Cortez had a particularly effective method for getting his point across. When he landed in Mexico, he gathered his troops on shore and burned the boats in full view of everyone, making it abundantly clear that no one was headed back to Spain any time soon. Dramatic? Yes, but also extremely effective.
This is not to suggest that it’s necessary to burn down the house in order to get from good to great. However, it is necessary to change key aspects of the organization (even those that may be working quite well) and replace them with different policies, protocols, and procedures that will deliver better results. Meaningful change is not achieved by wishful thinking, and hope is not a strategy. Meaningful change requires both action and continual adjustment.
The hard part is knowing what to discard and what to keep. Every firm does certain things well and has enjoyed some measure of success (or it would not be in business). Sometimes failure can be a friend, because it forces a firm to change or die sooner rather than later. (In Silicon Valley, where “failing early and often” actually carries positive connotations, this is known euphemistically as “pivoting.”) Many firms went through this process as a result of the recession. To survive, they had to focus on the essentials. Staff was cut and expenses pared, and the result was leaner, more nimble firms with a clearer sense of mission. Lesson learned? It should not take another recession to keep making the continual adjustments that are required for long-term success.
When communicating change to staff, expect resistance. (If you don’t get resistance, it’s likely that you are not being taken seriously enough!) Be prepared to explain exactly what needs to be different and why. It’s important to be specific why the status quo is no longer acceptable, what will replace it, who will do it, and how it will happen. Make sure that metrics are in place so that progress can be measured. Equally importantly, explain the benefits that will accrue as a result of the changes and how this will affect staff at all levels of the organization. Change is a very personal thing, and everybody will react slightly differently. Publicize your progress, talking openly about how things are going.
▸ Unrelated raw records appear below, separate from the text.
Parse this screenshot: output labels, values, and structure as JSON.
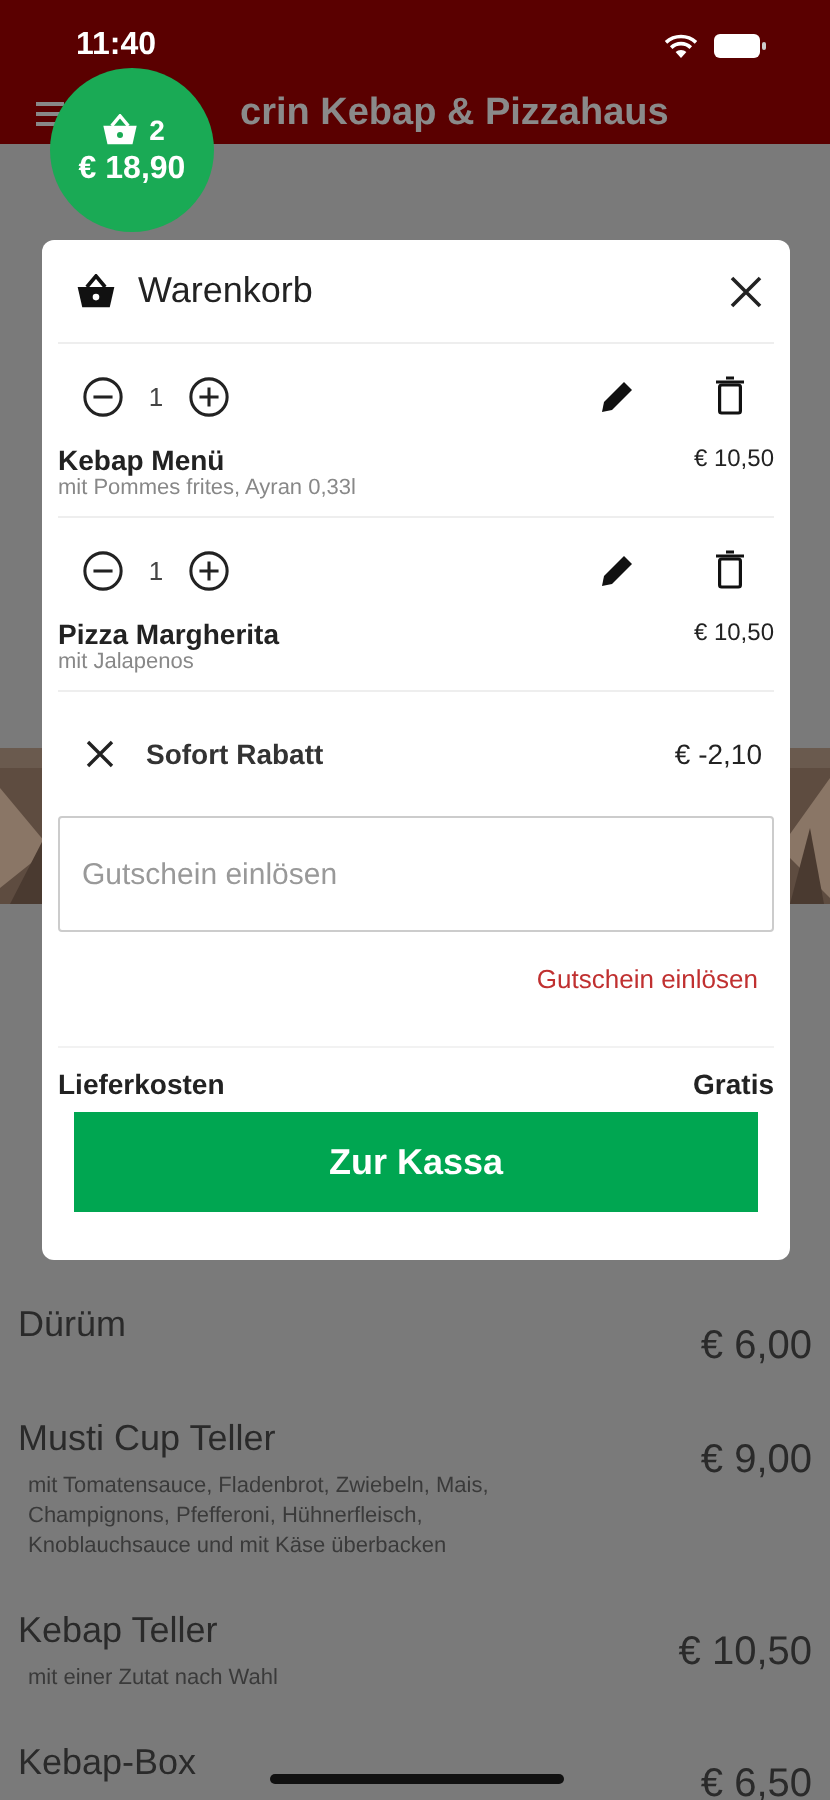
{
  "status_bar": {
    "time": "11:40"
  },
  "header": {
    "title": "crin Kebap & Pizzahaus"
  },
  "cart_badge": {
    "count": "2",
    "total": "€ 18,90"
  },
  "menu_items": [
    {
      "name": "Dürüm",
      "price": "€ 6,00"
    },
    {
      "name": "Musti Cup Teller",
      "description": "mit Tomatensauce, Fladenbrot, Zwiebeln, Mais, Champignons, Pfefferoni, Hühnerfleisch, Knoblauchsauce und mit Käse überbacken",
      "price": "€ 9,00"
    },
    {
      "name": "Kebap Teller",
      "description": "mit einer Zutat nach Wahl",
      "price": "€ 10,50"
    },
    {
      "name": "Kebap-Box",
      "price": "€ 6,50"
    }
  ],
  "cart": {
    "title": "Warenkorb",
    "items": [
      {
        "quantity": "1",
        "name": "Kebap Menü",
        "options": "mit Pommes frites, Ayran 0,33l",
        "price": "€ 10,50"
      },
      {
        "quantity": "1",
        "name": "Pizza Margherita",
        "options": "mit Jalapenos",
        "price": "€ 10,50"
      }
    ],
    "discount": {
      "label": "Sofort Rabatt",
      "amount": "€ -2,10"
    },
    "voucher": {
      "placeholder": "Gutschein einlösen",
      "link": "Gutschein einlösen"
    },
    "delivery": {
      "label": "Lieferkosten",
      "value": "Gratis"
    },
    "checkout": "Zur Kassa"
  }
}
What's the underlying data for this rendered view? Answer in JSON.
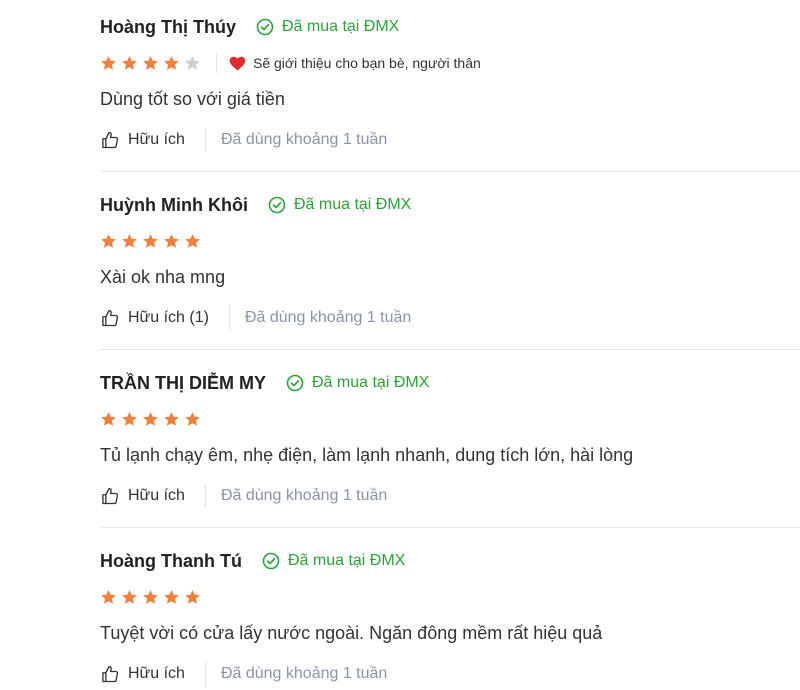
{
  "colors": {
    "star_filled": "#f0803c",
    "star_empty": "#cfcfcf",
    "verified": "#2ba336",
    "heart": "#e02b2b",
    "muted": "#8a94a6"
  },
  "icons": {
    "verified": "check-circle-icon",
    "helpful": "thumbs-up-icon",
    "recommend": "heart-icon",
    "star": "star-icon"
  },
  "reviews": [
    {
      "name": "Hoàng Thị Thúy",
      "verified_label": "Đã mua tại ĐMX",
      "rating": 4,
      "max_rating": 5,
      "recommend_label": "Sẽ giới thiệu cho bạn bè, người thân",
      "content": "Dùng tốt so với giá tiền",
      "helpful_label": "Hữu ích",
      "usage_label": "Đã dùng khoảng 1 tuần"
    },
    {
      "name": "Huỳnh Minh Khôi",
      "verified_label": "Đã mua tại ĐMX",
      "rating": 5,
      "max_rating": 5,
      "content": "Xài ok nha mng",
      "helpful_label": "Hữu ích (1)",
      "usage_label": "Đã dùng khoảng 1 tuần"
    },
    {
      "name": "TRẦN THỊ DIỄM MY",
      "verified_label": "Đã mua tại ĐMX",
      "rating": 5,
      "max_rating": 5,
      "content": "Tủ lạnh chạy êm, nhẹ điện, làm lạnh nhanh, dung tích lớn, hài lòng",
      "helpful_label": "Hữu ích",
      "usage_label": "Đã dùng khoảng 1 tuần"
    },
    {
      "name": "Hoàng Thanh Tú",
      "verified_label": "Đã mua tại ĐMX",
      "rating": 5,
      "max_rating": 5,
      "content": "Tuyệt vời có cửa lấy nước ngoài. Ngăn đông mềm rất hiệu quả",
      "helpful_label": "Hữu ích",
      "usage_label": "Đã dùng khoảng 1 tuần"
    }
  ]
}
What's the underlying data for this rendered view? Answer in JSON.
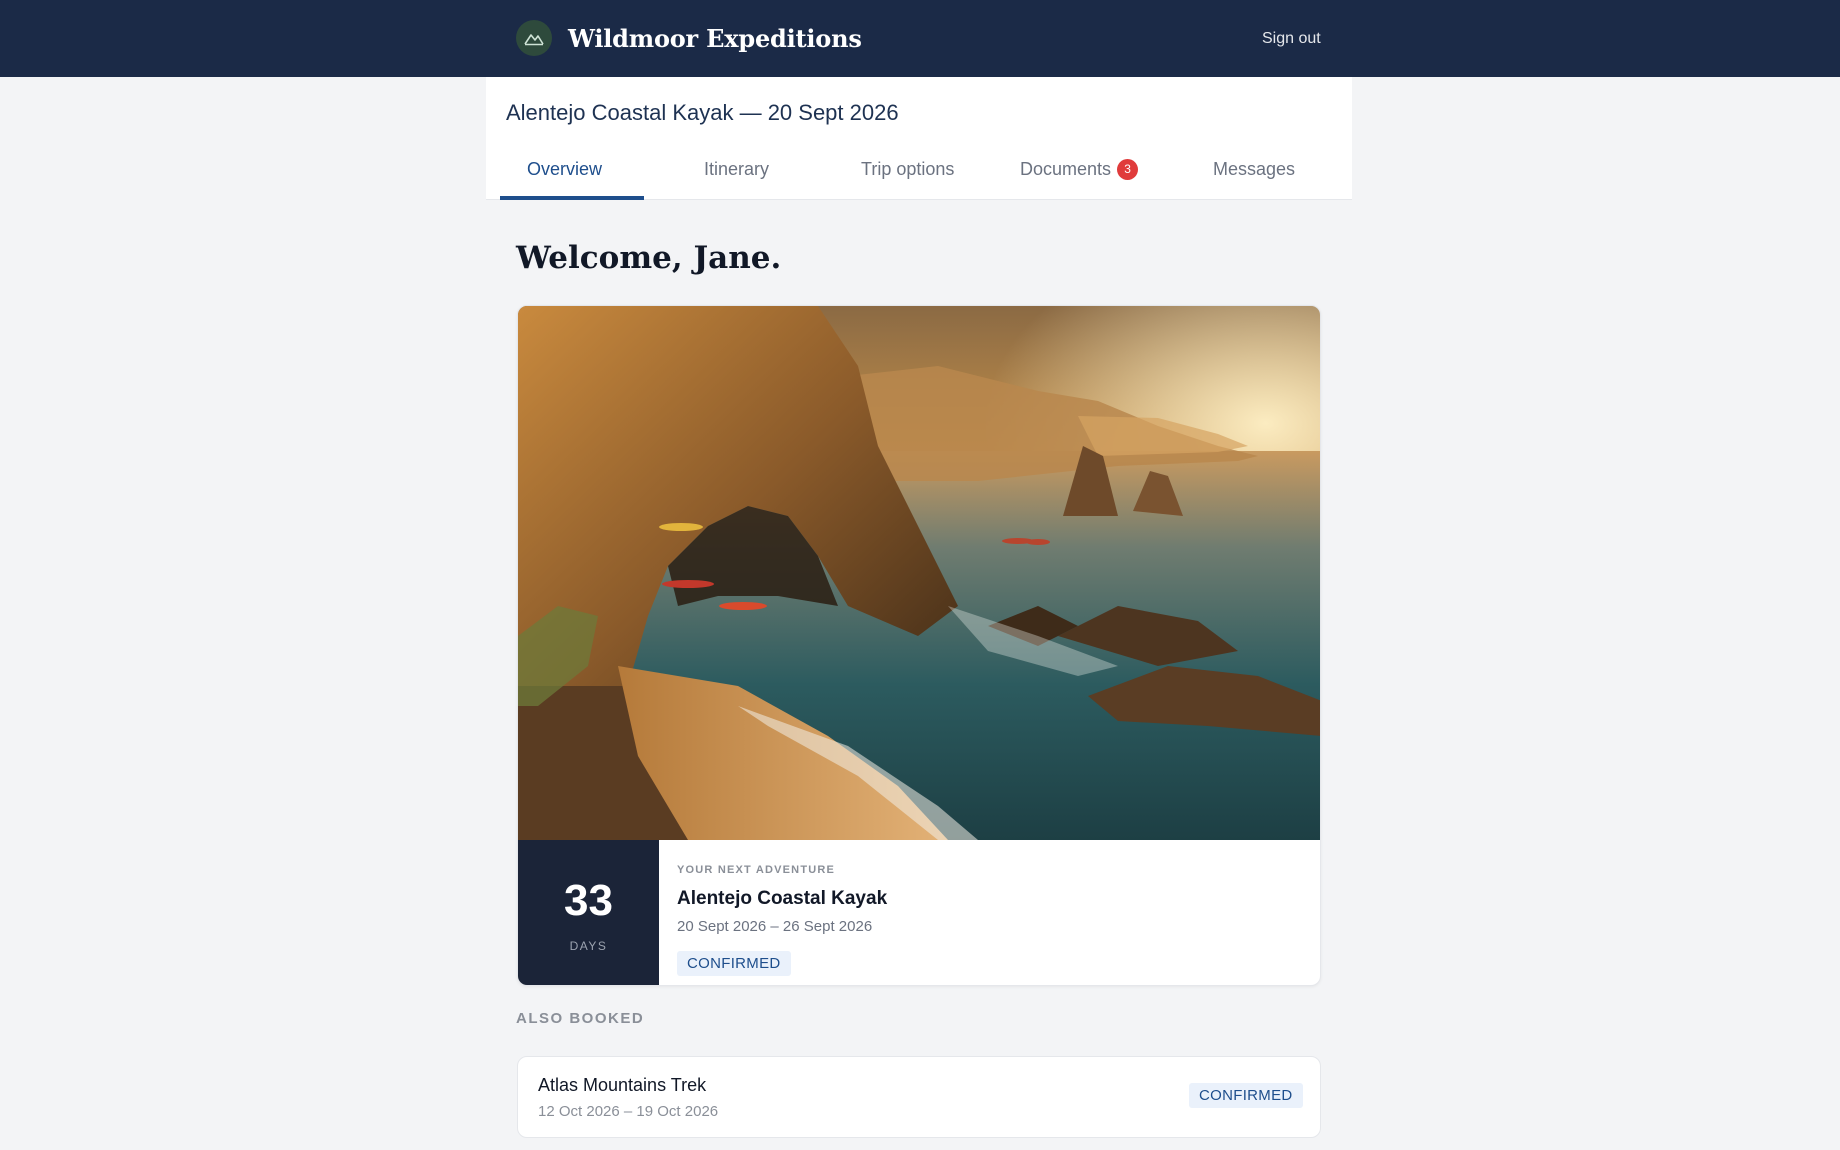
{
  "header": {
    "brand": "Wildmoor Expeditions",
    "logo_icon": "mountain-icon",
    "signout_label": "Sign out"
  },
  "trip": {
    "title": "Alentejo Coastal Kayak — 20 Sept 2026",
    "tabs": [
      {
        "label": "Overview",
        "active": true
      },
      {
        "label": "Itinerary"
      },
      {
        "label": "Trip options"
      },
      {
        "label": "Documents",
        "badge": "3"
      },
      {
        "label": "Messages"
      }
    ]
  },
  "welcome": "Welcome, Jane.",
  "next_adventure": {
    "countdown_value": "33",
    "countdown_unit": "DAYS",
    "eyebrow": "YOUR NEXT ADVENTURE",
    "name": "Alentejo Coastal Kayak",
    "dates": "20 Sept 2026 – 26 Sept 2026",
    "status": "CONFIRMED"
  },
  "also_booked": {
    "title": "ALSO BOOKED",
    "items": [
      {
        "name": "Atlas Mountains Trek",
        "dates": "12 Oct 2026 – 19 Oct 2026",
        "status": "CONFIRMED"
      }
    ]
  },
  "colors": {
    "header_bg": "#1b2a47",
    "accent": "#1e4e8c",
    "badge": "#e03b3b",
    "countdown_bg": "#1b2438"
  }
}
Celebrate successes as they occur, making sure that when things go right, everyone knows the story. (And in the same vein, make sure that any backsliding is dealt with quickly and effectively, but without personal criticism; as with sustainability, you’re all in this together.)
Making continual adjustments to keep the firm moving in the right direction is one of the hardest jobs for any leader, but also one of the most important. An organization that does not continually grow and change will quickly go stale. The job of leadership is to keep driving the firm toward a more successful, and sustainable, future, and this requires being constantly on the lookout for new management ideas, new approaches to design, and new technologies. This is the best — and only — way to make sure that the firm stays relevant. Sometimes leading means letting go.
Scott Simpson is a senior fellow of the Design Futures Council and a member of its executive board. He is a Richard Upjohn Fellow of the American Institute of Architects. With James P. Cramer, he co-authored the books How Firms Succeed and The Next Architect. He is a senior principal of the Greenway Group.